Task objective – Report each line of the data that contains the string "true".

[Collected data]
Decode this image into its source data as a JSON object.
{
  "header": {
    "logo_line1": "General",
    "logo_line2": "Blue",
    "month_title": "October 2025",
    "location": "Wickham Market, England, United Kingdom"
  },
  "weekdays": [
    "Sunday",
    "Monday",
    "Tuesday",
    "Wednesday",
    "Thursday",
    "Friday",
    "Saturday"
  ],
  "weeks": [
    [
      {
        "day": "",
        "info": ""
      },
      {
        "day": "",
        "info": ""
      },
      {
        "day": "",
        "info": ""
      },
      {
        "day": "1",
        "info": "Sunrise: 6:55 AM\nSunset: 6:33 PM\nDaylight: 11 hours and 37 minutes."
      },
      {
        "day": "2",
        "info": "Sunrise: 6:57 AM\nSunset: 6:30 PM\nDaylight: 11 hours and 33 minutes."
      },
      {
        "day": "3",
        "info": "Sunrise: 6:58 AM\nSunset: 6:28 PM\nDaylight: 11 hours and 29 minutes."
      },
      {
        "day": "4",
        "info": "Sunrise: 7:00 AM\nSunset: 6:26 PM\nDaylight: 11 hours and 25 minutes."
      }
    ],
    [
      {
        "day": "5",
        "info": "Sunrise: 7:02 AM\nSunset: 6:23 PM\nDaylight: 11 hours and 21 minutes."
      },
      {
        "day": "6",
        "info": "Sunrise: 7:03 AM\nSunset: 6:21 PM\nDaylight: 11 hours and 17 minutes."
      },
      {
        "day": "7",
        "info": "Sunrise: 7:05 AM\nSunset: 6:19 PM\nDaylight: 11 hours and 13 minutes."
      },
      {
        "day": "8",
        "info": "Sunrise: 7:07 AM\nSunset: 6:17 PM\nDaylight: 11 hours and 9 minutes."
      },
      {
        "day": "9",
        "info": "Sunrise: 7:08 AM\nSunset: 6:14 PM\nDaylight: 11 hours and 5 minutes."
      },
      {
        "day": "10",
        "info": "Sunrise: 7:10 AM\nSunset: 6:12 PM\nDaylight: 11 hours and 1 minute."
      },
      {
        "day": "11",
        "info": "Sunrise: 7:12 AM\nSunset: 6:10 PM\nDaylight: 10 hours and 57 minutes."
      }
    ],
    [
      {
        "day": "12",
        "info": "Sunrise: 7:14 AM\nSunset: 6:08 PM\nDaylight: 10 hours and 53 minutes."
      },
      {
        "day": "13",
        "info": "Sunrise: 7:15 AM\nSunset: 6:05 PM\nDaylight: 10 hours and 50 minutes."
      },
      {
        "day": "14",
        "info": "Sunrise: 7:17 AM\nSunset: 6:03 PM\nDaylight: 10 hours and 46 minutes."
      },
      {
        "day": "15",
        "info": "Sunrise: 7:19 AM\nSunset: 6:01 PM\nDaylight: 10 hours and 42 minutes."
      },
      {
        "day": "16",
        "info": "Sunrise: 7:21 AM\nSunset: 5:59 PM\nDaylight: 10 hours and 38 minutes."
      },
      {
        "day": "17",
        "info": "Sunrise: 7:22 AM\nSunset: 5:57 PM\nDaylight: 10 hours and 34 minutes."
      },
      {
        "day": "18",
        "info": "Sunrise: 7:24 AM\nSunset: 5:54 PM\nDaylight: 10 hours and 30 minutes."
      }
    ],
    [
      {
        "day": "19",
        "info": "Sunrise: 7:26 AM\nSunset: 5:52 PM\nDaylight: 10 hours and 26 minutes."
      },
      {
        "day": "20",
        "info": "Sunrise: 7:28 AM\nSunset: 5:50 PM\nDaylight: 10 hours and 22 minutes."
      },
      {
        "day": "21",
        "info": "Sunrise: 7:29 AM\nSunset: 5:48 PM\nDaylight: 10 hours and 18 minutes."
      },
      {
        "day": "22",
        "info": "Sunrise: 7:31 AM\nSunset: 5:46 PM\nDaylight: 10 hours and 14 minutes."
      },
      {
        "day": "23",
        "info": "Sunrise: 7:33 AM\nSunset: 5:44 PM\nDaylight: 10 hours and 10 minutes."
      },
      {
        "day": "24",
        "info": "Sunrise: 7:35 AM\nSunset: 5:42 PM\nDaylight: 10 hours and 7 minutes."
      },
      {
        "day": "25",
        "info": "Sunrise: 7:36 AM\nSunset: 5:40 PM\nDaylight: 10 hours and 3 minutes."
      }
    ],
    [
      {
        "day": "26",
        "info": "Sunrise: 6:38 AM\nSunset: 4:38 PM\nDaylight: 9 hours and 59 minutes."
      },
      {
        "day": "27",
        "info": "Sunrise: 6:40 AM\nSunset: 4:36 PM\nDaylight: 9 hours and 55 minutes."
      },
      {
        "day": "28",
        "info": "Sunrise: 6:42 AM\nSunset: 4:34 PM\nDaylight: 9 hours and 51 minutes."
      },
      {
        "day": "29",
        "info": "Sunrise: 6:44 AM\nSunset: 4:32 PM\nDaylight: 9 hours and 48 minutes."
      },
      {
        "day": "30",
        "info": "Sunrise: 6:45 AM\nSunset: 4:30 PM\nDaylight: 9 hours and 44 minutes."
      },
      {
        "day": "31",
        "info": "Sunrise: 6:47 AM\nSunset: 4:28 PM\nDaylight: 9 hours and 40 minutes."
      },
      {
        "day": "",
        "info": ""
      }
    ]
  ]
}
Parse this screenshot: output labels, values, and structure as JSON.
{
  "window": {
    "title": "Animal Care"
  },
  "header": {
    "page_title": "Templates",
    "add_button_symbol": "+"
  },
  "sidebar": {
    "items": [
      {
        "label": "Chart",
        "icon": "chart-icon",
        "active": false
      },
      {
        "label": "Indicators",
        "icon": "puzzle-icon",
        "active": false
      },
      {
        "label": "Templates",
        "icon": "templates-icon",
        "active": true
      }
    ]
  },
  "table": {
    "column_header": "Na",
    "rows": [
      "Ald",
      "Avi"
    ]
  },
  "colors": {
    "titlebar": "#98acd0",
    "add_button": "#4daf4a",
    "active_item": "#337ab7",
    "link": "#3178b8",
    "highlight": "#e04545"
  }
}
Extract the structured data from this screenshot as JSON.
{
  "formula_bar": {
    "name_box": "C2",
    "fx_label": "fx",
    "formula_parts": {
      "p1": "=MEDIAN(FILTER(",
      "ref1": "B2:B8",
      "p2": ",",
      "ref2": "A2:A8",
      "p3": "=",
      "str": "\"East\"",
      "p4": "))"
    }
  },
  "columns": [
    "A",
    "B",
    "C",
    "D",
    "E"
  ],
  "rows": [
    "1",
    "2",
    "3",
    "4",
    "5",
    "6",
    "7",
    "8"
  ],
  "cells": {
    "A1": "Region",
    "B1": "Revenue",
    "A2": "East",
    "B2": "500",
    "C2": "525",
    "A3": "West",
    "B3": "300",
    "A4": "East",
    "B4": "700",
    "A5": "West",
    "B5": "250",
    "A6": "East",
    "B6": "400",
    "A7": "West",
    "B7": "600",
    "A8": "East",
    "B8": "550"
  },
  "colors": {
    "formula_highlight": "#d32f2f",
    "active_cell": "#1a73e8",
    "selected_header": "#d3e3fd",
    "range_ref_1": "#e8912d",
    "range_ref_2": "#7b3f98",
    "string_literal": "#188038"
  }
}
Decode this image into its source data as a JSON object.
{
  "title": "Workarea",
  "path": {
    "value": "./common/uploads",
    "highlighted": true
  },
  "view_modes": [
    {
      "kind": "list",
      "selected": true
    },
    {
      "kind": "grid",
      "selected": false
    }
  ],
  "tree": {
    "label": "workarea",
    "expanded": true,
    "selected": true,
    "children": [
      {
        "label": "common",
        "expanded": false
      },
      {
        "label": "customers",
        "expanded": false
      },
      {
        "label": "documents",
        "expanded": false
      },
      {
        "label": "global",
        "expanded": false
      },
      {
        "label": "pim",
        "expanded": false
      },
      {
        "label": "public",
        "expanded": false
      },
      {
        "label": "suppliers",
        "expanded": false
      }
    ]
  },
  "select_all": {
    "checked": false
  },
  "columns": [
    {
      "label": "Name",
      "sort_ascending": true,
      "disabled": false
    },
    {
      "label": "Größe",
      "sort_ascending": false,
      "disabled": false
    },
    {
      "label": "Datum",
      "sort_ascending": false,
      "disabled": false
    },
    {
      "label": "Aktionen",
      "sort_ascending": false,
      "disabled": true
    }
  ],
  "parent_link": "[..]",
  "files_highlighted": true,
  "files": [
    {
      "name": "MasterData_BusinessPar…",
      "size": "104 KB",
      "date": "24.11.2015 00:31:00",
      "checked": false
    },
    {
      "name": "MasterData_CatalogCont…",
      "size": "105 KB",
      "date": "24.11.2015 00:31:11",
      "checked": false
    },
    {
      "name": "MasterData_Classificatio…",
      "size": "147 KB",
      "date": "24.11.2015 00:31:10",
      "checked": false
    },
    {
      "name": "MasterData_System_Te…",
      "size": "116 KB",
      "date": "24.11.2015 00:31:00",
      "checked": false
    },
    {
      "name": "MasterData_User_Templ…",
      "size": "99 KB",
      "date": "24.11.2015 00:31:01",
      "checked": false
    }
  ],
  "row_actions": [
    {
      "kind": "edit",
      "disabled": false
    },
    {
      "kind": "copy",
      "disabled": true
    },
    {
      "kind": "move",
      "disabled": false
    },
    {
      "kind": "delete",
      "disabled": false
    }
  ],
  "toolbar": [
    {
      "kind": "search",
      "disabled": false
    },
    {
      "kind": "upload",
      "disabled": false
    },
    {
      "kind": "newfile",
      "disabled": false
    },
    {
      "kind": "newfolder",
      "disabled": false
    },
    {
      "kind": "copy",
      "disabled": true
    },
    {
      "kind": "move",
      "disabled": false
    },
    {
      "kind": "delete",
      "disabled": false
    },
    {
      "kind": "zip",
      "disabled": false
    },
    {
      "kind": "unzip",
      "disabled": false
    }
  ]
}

Result –
        "active": true
    "highlighted": true
      "selected": true
    "expanded": true,
    "selected": true,
      "sort_ascending": true,
      "disabled": true
  "files_highlighted": true,
      "disabled": true
      "disabled": true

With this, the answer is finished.